BEGIN
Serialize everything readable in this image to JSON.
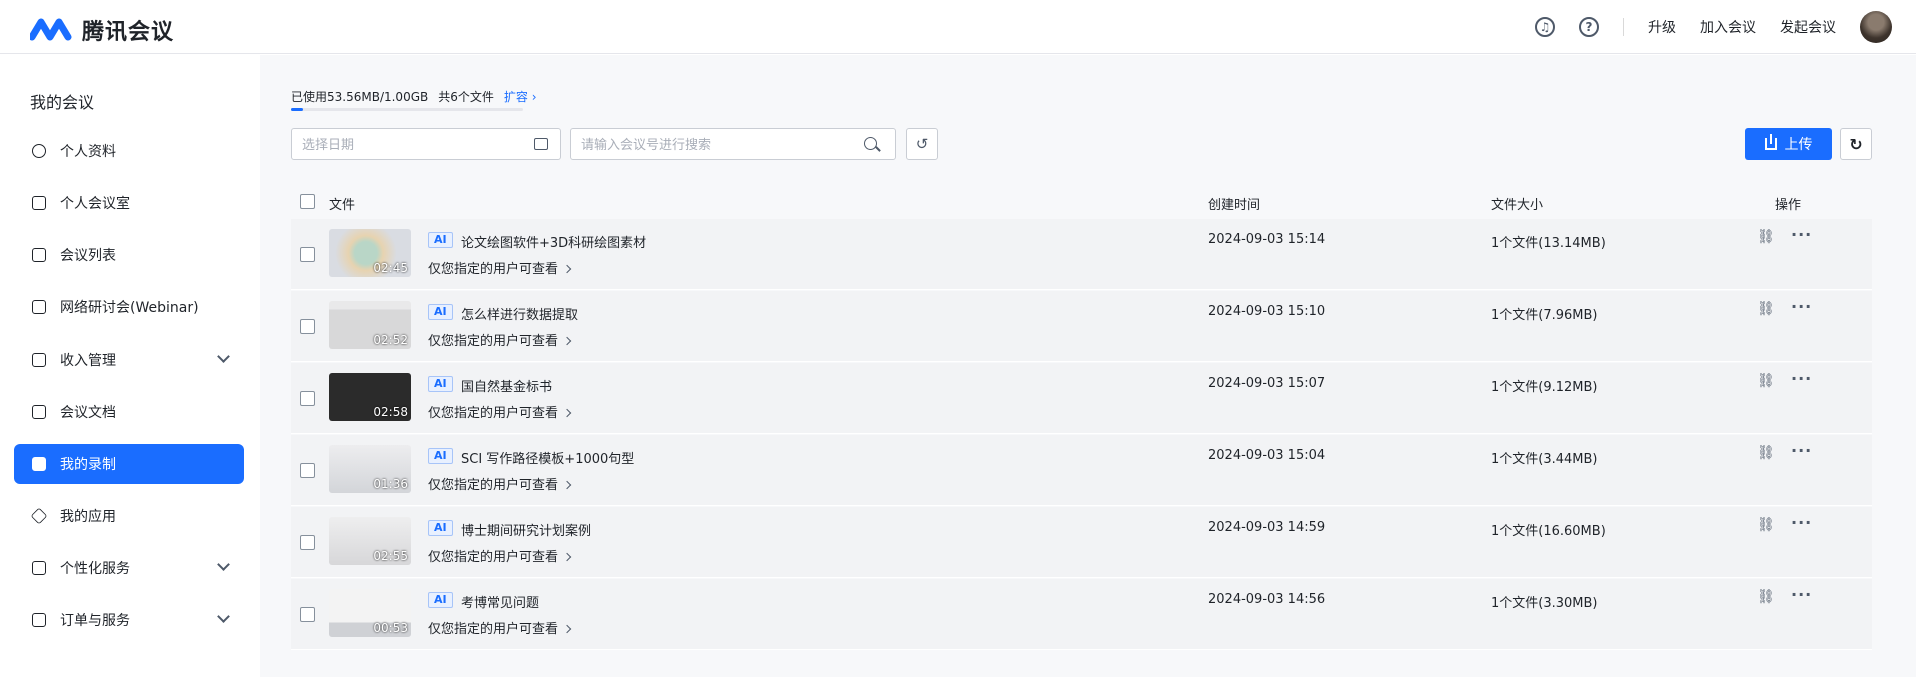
{
  "header": {
    "app_name": "腾讯会议",
    "links": [
      "升级",
      "加入会议",
      "发起会议"
    ],
    "icons": [
      "headset-icon",
      "help-icon"
    ]
  },
  "sidebar": {
    "title": "我的会议",
    "items": [
      {
        "label": "个人资料",
        "icon": "user-icon"
      },
      {
        "label": "个人会议室",
        "icon": "meeting-room-icon"
      },
      {
        "label": "会议列表",
        "icon": "list-icon"
      },
      {
        "label": "网络研讨会(Webinar)",
        "icon": "webinar-icon"
      },
      {
        "label": "收入管理",
        "icon": "wallet-icon"
      },
      {
        "label": "会议文档",
        "icon": "document-icon"
      },
      {
        "label": "我的录制",
        "icon": "recording-icon"
      },
      {
        "label": "我的应用",
        "icon": "apps-icon"
      },
      {
        "label": "个性化服务",
        "icon": "personalize-icon"
      },
      {
        "label": "订单与服务",
        "icon": "order-icon"
      }
    ],
    "active_index": 6
  },
  "toolbar": {
    "usage_text": "已使用53.56MB/1.00GB",
    "file_count": "共6个文件",
    "expand_label": "扩容",
    "usage_fraction": 0.052,
    "date_placeholder": "选择日期",
    "search_placeholder": "请输入会议号进行搜索",
    "upload_label": "上传"
  },
  "table": {
    "columns": [
      "文件",
      "创建时间",
      "文件大小",
      "操作"
    ],
    "rows": [
      {
        "title": "论文绘图软件+3D科研绘图素材",
        "duration": "02:45",
        "permission": "仅您指定的用户可查看",
        "created": "2024-09-03 15:14",
        "size": "1个文件(13.14MB)"
      },
      {
        "title": "怎么样进行数据提取",
        "duration": "02:52",
        "permission": "仅您指定的用户可查看",
        "created": "2024-09-03 15:10",
        "size": "1个文件(7.96MB)"
      },
      {
        "title": "国自然基金标书",
        "duration": "02:58",
        "permission": "仅您指定的用户可查看",
        "created": "2024-09-03 15:07",
        "size": "1个文件(9.12MB)"
      },
      {
        "title": "SCI 写作路径模板+1000句型",
        "duration": "01:36",
        "permission": "仅您指定的用户可查看",
        "created": "2024-09-03 15:04",
        "size": "1个文件(3.44MB)"
      },
      {
        "title": "博士期间研究计划案例",
        "duration": "02:55",
        "permission": "仅您指定的用户可查看",
        "created": "2024-09-03 14:59",
        "size": "1个文件(16.60MB)"
      },
      {
        "title": "考博常见问题",
        "duration": "00:53",
        "permission": "仅您指定的用户可查看",
        "created": "2024-09-03 14:56",
        "size": "1个文件(3.30MB)"
      }
    ],
    "ai_badge": "AI"
  },
  "colors": {
    "accent": "#1a6dff",
    "background": "#f7f8fa",
    "row_background": "#f2f3f5"
  }
}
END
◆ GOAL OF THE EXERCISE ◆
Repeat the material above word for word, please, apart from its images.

◆ ANSWER FOR THIS EXERCISE ◆
Serialize everything readable in this image to JSON.
{
  "header": {
    "app_name": "腾讯会议",
    "links": [
      "升级",
      "加入会议",
      "发起会议"
    ],
    "icons": [
      "headset-icon",
      "help-icon"
    ]
  },
  "sidebar": {
    "title": "我的会议",
    "items": [
      {
        "label": "个人资料",
        "icon": "user-icon"
      },
      {
        "label": "个人会议室",
        "icon": "meeting-room-icon"
      },
      {
        "label": "会议列表",
        "icon": "list-icon"
      },
      {
        "label": "网络研讨会(Webinar)",
        "icon": "webinar-icon"
      },
      {
        "label": "收入管理",
        "icon": "wallet-icon"
      },
      {
        "label": "会议文档",
        "icon": "document-icon"
      },
      {
        "label": "我的录制",
        "icon": "recording-icon"
      },
      {
        "label": "我的应用",
        "icon": "apps-icon"
      },
      {
        "label": "个性化服务",
        "icon": "personalize-icon"
      },
      {
        "label": "订单与服务",
        "icon": "order-icon"
      }
    ],
    "active_index": 6
  },
  "toolbar": {
    "usage_text": "已使用53.56MB/1.00GB",
    "file_count": "共6个文件",
    "expand_label": "扩容",
    "usage_fraction": 0.052,
    "date_placeholder": "选择日期",
    "search_placeholder": "请输入会议号进行搜索",
    "upload_label": "上传"
  },
  "table": {
    "columns": [
      "文件",
      "创建时间",
      "文件大小",
      "操作"
    ],
    "rows": [
      {
        "title": "论文绘图软件+3D科研绘图素材",
        "duration": "02:45",
        "permission": "仅您指定的用户可查看",
        "created": "2024-09-03 15:14",
        "size": "1个文件(13.14MB)"
      },
      {
        "title": "怎么样进行数据提取",
        "duration": "02:52",
        "permission": "仅您指定的用户可查看",
        "created": "2024-09-03 15:10",
        "size": "1个文件(7.96MB)"
      },
      {
        "title": "国自然基金标书",
        "duration": "02:58",
        "permission": "仅您指定的用户可查看",
        "created": "2024-09-03 15:07",
        "size": "1个文件(9.12MB)"
      },
      {
        "title": "SCI 写作路径模板+1000句型",
        "duration": "01:36",
        "permission": "仅您指定的用户可查看",
        "created": "2024-09-03 15:04",
        "size": "1个文件(3.44MB)"
      },
      {
        "title": "博士期间研究计划案例",
        "duration": "02:55",
        "permission": "仅您指定的用户可查看",
        "created": "2024-09-03 14:59",
        "size": "1个文件(16.60MB)"
      },
      {
        "title": "考博常见问题",
        "duration": "00:53",
        "permission": "仅您指定的用户可查看",
        "created": "2024-09-03 14:56",
        "size": "1个文件(3.30MB)"
      }
    ],
    "ai_badge": "AI"
  },
  "colors": {
    "accent": "#1a6dff",
    "background": "#f7f8fa",
    "row_background": "#f2f3f5"
  }
}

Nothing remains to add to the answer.